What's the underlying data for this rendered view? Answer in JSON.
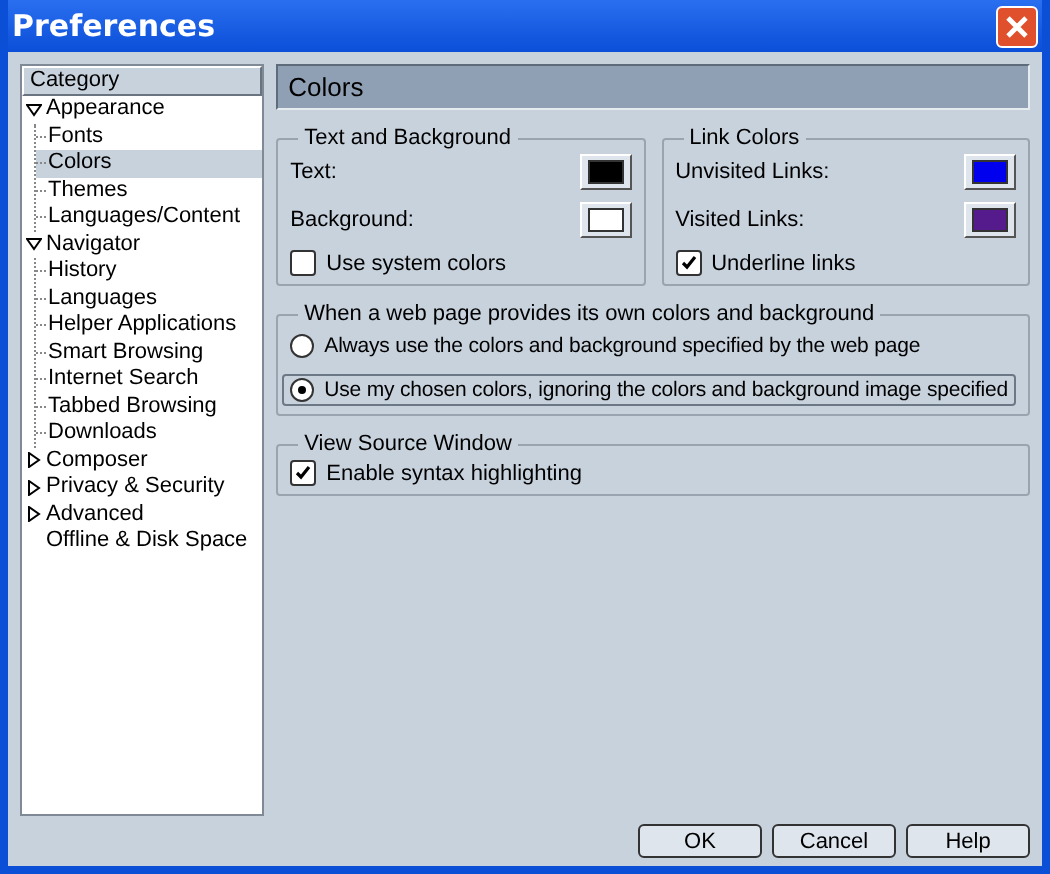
{
  "window": {
    "title": "Preferences"
  },
  "sidebar": {
    "header": "Category",
    "items": [
      {
        "label": "Appearance",
        "selected": false,
        "expanded": true,
        "children": [
          {
            "label": "Fonts",
            "selected": false
          },
          {
            "label": "Colors",
            "selected": true
          },
          {
            "label": "Themes",
            "selected": false
          },
          {
            "label": "Languages/Content",
            "selected": false
          }
        ]
      },
      {
        "label": "Navigator",
        "selected": false,
        "expanded": true,
        "children": [
          {
            "label": "History",
            "selected": false
          },
          {
            "label": "Languages",
            "selected": false
          },
          {
            "label": "Helper Applications",
            "selected": false
          },
          {
            "label": "Smart Browsing",
            "selected": false
          },
          {
            "label": "Internet Search",
            "selected": false
          },
          {
            "label": "Tabbed Browsing",
            "selected": false
          },
          {
            "label": "Downloads",
            "selected": false
          }
        ]
      },
      {
        "label": "Composer",
        "selected": false,
        "expanded": false
      },
      {
        "label": "Privacy & Security",
        "selected": false,
        "expanded": false
      },
      {
        "label": "Advanced",
        "selected": false,
        "expanded": false
      },
      {
        "label": "Offline & Disk Space",
        "selected": false
      }
    ]
  },
  "panel": {
    "title": "Colors",
    "text_and_background": {
      "legend": "Text and Background",
      "rows": [
        {
          "label": "Text:",
          "color": "#000000"
        },
        {
          "label": "Background:",
          "color": "#ffffff"
        }
      ],
      "checkbox": {
        "label": "Use system colors",
        "checked": false
      }
    },
    "link_colors": {
      "legend": "Link Colors",
      "rows": [
        {
          "label": "Unvisited Links:",
          "color": "#0000ee"
        },
        {
          "label": "Visited Links:",
          "color": "#551a8b"
        }
      ],
      "checkbox": {
        "label": "Underline links",
        "checked": true
      }
    },
    "page_colors": {
      "legend": "When a web page provides its own colors and background",
      "options": [
        {
          "label": "Always use the colors and background specified by the web page",
          "selected": false
        },
        {
          "label": "Use my chosen colors, ignoring the colors and background image specified",
          "selected": true
        }
      ]
    },
    "view_source": {
      "legend": "View Source Window",
      "checkbox": {
        "label": "Enable syntax highlighting",
        "checked": true
      }
    }
  },
  "buttons": [
    "OK",
    "Cancel",
    "Help"
  ]
}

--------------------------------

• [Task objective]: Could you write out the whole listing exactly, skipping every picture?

• [Response to the task]:
What's the underlying data for this rendered view? Answer in JSON.
{
  "window": {
    "title": "Preferences"
  },
  "sidebar": {
    "header": "Category",
    "items": [
      {
        "label": "Appearance",
        "selected": false,
        "expanded": true,
        "children": [
          {
            "label": "Fonts",
            "selected": false
          },
          {
            "label": "Colors",
            "selected": true
          },
          {
            "label": "Themes",
            "selected": false
          },
          {
            "label": "Languages/Content",
            "selected": false
          }
        ]
      },
      {
        "label": "Navigator",
        "selected": false,
        "expanded": true,
        "children": [
          {
            "label": "History",
            "selected": false
          },
          {
            "label": "Languages",
            "selected": false
          },
          {
            "label": "Helper Applications",
            "selected": false
          },
          {
            "label": "Smart Browsing",
            "selected": false
          },
          {
            "label": "Internet Search",
            "selected": false
          },
          {
            "label": "Tabbed Browsing",
            "selected": false
          },
          {
            "label": "Downloads",
            "selected": false
          }
        ]
      },
      {
        "label": "Composer",
        "selected": false,
        "expanded": false
      },
      {
        "label": "Privacy & Security",
        "selected": false,
        "expanded": false
      },
      {
        "label": "Advanced",
        "selected": false,
        "expanded": false
      },
      {
        "label": "Offline & Disk Space",
        "selected": false
      }
    ]
  },
  "panel": {
    "title": "Colors",
    "text_and_background": {
      "legend": "Text and Background",
      "rows": [
        {
          "label": "Text:",
          "color": "#000000"
        },
        {
          "label": "Background:",
          "color": "#ffffff"
        }
      ],
      "checkbox": {
        "label": "Use system colors",
        "checked": false
      }
    },
    "link_colors": {
      "legend": "Link Colors",
      "rows": [
        {
          "label": "Unvisited Links:",
          "color": "#0000ee"
        },
        {
          "label": "Visited Links:",
          "color": "#551a8b"
        }
      ],
      "checkbox": {
        "label": "Underline links",
        "checked": true
      }
    },
    "page_colors": {
      "legend": "When a web page provides its own colors and background",
      "options": [
        {
          "label": "Always use the colors and background specified by the web page",
          "selected": false
        },
        {
          "label": "Use my chosen colors, ignoring the colors and background image specified",
          "selected": true
        }
      ]
    },
    "view_source": {
      "legend": "View Source Window",
      "checkbox": {
        "label": "Enable syntax highlighting",
        "checked": true
      }
    }
  },
  "buttons": [
    "OK",
    "Cancel",
    "Help"
  ]
}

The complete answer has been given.